We just completed our 11th year of parking bikes with a sponsor, whose support allows us to make the service free. We are all-volunteer, with workers coming from two bicycling organizations, one greenways group and the city parks department, as well as from many of the events we serve. In 2011, we parked a little more than 5,000 bikes at 27 events and have parked more than 28,000 bikes over the life of the program.

We use numbered wristbands with perforated numbered stubs. We tape the stubs to the bikes and put the wristbands on the people. A lost wristband is VERY rare. We also ask people to sign in on a liability form, leaving a cell number where we can reach them. The form also includes optional demographics/marketing checkboxes and the option to sign up for email newsletters. You may download the 2011 form as a Word document or as a PDF file.

For years, we have used racks that are pipes suspended between 2-x-4 tripods. You may download the plans as a Word document or as a PDF file.

in 2011, we used savings and locally-sourced grants to purchase manufactured racks from Cycle-Safe in Michigan, as well as an enclosed trailer to store and transport the racks and our other equipment. We are working on a "bike corral kit" program to allow events to rent and check out equipment to stage their own events.

Pedal & Park web site


They have done this for bike auctions and other fundraisers and public events.

Salt Lake City Bicycle Collective

Does this for downtown Salt Lake City events such as the Downtown Farmers' Market and the Twilight Concert Series. In the summer of 2008 they parked over 5,500 bikes.

San Francisco Bicycle Coalition

They do this all the time at major events, and have lots of answers for anyone interested in setting up a bike parking program at your location.

San Luis Obispo County Bicycle Coalition

Operated by the San Luis Obispo County Bicycle Coalition. Offered weekly (about 50 weeks per year) at the Thursday night San Luis Obispo Farmers' Market. Parking is free and operates using a coat-check like system and has parked over 15,000 bikes since its inception in 20xx when the Tour of California passed through San Luis Obispo.
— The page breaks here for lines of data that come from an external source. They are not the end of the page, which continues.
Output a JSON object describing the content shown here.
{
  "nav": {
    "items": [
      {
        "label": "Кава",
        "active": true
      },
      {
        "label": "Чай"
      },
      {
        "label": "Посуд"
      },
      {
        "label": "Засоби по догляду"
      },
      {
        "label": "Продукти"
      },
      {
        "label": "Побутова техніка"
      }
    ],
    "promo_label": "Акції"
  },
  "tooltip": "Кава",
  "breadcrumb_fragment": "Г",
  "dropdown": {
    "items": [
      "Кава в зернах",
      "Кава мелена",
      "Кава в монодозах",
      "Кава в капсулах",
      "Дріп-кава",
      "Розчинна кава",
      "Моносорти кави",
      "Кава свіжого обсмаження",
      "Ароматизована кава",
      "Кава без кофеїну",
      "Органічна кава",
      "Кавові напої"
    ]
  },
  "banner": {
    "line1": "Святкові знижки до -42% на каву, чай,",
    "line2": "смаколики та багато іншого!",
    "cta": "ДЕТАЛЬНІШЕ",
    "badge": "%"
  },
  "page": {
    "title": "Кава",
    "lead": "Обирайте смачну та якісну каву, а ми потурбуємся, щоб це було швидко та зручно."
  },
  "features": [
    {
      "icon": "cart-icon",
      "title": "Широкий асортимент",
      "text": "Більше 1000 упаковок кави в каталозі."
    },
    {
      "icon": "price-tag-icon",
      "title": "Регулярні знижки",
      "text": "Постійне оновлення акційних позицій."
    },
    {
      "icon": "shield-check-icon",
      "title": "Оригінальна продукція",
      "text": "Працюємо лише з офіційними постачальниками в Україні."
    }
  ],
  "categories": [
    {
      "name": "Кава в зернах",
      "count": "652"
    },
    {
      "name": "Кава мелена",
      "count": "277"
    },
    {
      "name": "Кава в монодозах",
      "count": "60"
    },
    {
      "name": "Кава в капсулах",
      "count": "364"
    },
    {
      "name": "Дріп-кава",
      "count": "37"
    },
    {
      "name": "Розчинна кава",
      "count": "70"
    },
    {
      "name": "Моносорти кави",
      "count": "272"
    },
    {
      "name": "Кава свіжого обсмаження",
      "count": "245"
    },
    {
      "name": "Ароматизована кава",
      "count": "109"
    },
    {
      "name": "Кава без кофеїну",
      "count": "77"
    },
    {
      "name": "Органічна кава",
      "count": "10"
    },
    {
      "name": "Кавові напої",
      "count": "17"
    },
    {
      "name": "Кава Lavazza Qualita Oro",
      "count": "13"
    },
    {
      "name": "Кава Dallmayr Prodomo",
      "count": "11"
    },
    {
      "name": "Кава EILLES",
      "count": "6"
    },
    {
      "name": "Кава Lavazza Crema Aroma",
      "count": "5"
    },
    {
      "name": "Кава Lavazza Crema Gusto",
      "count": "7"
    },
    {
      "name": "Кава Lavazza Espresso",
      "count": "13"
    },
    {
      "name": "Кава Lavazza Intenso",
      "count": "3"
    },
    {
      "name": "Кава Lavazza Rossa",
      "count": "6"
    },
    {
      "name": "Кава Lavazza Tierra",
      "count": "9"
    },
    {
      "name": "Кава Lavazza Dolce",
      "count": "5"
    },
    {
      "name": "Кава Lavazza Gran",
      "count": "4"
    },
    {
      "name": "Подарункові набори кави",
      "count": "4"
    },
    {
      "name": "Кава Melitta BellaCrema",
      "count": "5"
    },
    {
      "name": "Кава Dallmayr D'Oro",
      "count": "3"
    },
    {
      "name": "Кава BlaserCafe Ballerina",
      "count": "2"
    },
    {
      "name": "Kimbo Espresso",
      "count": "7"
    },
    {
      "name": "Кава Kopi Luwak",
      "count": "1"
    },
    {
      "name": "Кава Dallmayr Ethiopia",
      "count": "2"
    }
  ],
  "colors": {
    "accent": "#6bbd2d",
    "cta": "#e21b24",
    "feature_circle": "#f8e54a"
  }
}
The service is available for hire at local events.

The Toronto Cyclists Union

The Toronto Cyclists Union can provide valet bicycle parking on demand.

Urban Bike Project of Wilmington

We have and will continue to do so. Big race in Wilmington last year, we parked about 200 bikes...It was a bit of a mess (most of these bikes parked in a half hour immediately following a bike parade) but our first time and plenty to be learned from the experience.